# WHAT IS REQUIRED:
Filter the entries for the word "false". Copy each line that has it.

··········

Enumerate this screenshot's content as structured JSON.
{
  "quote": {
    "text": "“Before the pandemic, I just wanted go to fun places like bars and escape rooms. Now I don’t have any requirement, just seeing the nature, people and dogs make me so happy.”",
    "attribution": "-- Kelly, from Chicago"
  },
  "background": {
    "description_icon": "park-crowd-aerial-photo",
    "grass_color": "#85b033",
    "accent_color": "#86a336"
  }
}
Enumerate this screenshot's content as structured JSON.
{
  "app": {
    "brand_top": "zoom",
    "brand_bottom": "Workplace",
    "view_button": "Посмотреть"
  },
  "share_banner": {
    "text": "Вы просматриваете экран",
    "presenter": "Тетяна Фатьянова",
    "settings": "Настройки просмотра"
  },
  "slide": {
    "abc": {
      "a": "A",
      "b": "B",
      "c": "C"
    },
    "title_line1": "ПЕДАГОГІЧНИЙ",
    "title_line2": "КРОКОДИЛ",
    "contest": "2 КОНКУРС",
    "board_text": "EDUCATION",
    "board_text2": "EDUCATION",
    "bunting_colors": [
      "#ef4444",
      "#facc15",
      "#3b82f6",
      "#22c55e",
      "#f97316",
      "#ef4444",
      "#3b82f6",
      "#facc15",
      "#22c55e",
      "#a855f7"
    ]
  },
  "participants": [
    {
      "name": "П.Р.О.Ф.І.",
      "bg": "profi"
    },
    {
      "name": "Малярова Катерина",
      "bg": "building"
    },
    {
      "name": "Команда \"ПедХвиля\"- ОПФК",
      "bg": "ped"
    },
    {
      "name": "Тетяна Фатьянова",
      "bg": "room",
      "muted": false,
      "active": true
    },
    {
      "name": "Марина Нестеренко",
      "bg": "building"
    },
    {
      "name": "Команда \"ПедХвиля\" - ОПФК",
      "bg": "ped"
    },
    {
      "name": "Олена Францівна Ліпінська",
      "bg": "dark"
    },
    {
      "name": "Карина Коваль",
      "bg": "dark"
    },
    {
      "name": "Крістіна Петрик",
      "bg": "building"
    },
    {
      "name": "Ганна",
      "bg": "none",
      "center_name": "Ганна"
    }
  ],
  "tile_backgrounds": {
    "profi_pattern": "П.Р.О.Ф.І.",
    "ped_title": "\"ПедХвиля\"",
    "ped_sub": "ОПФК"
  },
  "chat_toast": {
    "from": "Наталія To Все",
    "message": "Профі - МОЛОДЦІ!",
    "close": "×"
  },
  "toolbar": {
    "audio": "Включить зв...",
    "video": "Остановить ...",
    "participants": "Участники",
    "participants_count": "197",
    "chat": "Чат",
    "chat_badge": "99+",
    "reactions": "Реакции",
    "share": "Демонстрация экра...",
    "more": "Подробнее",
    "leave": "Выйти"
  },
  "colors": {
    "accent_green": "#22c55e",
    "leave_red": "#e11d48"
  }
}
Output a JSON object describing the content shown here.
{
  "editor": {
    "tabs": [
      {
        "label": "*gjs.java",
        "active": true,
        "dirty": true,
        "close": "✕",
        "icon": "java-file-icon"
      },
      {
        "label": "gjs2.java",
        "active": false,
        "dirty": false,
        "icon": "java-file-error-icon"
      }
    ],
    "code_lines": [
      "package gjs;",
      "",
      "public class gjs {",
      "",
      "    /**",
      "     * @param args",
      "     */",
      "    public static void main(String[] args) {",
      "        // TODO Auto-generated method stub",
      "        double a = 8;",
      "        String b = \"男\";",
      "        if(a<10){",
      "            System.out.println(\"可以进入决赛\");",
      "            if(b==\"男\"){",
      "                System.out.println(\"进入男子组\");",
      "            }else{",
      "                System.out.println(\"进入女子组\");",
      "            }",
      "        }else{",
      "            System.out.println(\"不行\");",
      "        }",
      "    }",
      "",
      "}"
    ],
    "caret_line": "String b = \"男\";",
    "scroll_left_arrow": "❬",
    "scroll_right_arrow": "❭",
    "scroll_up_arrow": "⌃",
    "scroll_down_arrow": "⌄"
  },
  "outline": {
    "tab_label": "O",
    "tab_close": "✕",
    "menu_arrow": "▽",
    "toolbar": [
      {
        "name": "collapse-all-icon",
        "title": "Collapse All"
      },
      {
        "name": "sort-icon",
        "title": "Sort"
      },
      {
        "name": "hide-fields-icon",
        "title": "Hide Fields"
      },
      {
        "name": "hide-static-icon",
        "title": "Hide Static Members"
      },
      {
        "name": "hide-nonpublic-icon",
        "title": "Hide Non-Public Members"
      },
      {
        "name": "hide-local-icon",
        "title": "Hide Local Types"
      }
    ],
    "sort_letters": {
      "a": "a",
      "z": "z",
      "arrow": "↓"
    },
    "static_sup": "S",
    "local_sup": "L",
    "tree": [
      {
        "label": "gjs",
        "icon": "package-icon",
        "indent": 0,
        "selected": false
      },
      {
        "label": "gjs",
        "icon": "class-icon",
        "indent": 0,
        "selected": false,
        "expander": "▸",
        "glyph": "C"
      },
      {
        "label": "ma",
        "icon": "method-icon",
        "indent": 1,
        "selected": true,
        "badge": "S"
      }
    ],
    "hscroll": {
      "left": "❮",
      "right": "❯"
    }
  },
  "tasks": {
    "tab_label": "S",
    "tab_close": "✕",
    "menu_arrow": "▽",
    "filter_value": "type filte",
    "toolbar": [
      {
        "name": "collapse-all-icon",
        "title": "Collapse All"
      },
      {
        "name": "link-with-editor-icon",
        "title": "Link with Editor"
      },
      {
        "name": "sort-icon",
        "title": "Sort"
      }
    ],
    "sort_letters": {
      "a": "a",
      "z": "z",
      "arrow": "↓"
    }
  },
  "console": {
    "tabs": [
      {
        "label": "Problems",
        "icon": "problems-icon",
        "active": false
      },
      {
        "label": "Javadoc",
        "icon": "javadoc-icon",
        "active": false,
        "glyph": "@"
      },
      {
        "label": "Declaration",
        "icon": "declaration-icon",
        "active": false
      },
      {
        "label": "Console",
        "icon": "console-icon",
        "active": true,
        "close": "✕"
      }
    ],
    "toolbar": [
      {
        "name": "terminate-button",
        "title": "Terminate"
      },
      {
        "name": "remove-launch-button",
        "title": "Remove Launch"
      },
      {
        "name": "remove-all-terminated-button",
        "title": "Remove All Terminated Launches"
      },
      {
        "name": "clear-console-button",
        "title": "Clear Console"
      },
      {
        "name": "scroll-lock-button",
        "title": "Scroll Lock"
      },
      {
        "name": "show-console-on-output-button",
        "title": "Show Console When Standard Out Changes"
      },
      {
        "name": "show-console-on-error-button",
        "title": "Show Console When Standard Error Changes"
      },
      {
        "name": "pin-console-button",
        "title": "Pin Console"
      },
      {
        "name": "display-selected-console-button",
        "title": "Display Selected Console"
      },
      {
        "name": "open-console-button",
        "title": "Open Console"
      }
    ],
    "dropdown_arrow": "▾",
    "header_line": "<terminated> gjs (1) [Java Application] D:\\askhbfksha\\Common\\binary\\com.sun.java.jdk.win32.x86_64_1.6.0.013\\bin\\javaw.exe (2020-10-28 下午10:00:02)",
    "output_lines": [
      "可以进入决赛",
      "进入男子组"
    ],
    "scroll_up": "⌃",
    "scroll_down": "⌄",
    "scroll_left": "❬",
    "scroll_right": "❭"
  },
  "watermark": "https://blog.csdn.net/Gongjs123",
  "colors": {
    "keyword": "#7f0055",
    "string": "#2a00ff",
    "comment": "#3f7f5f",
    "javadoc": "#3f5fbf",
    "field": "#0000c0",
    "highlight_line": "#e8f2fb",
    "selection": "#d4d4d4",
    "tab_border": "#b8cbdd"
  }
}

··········

# WRITTEN RESPONSE:
      "muted": false,
        "active": false,
        "dirty": false,
        "selected": false
        "selected": false,
        "active": false
        "active": false,
        "active": false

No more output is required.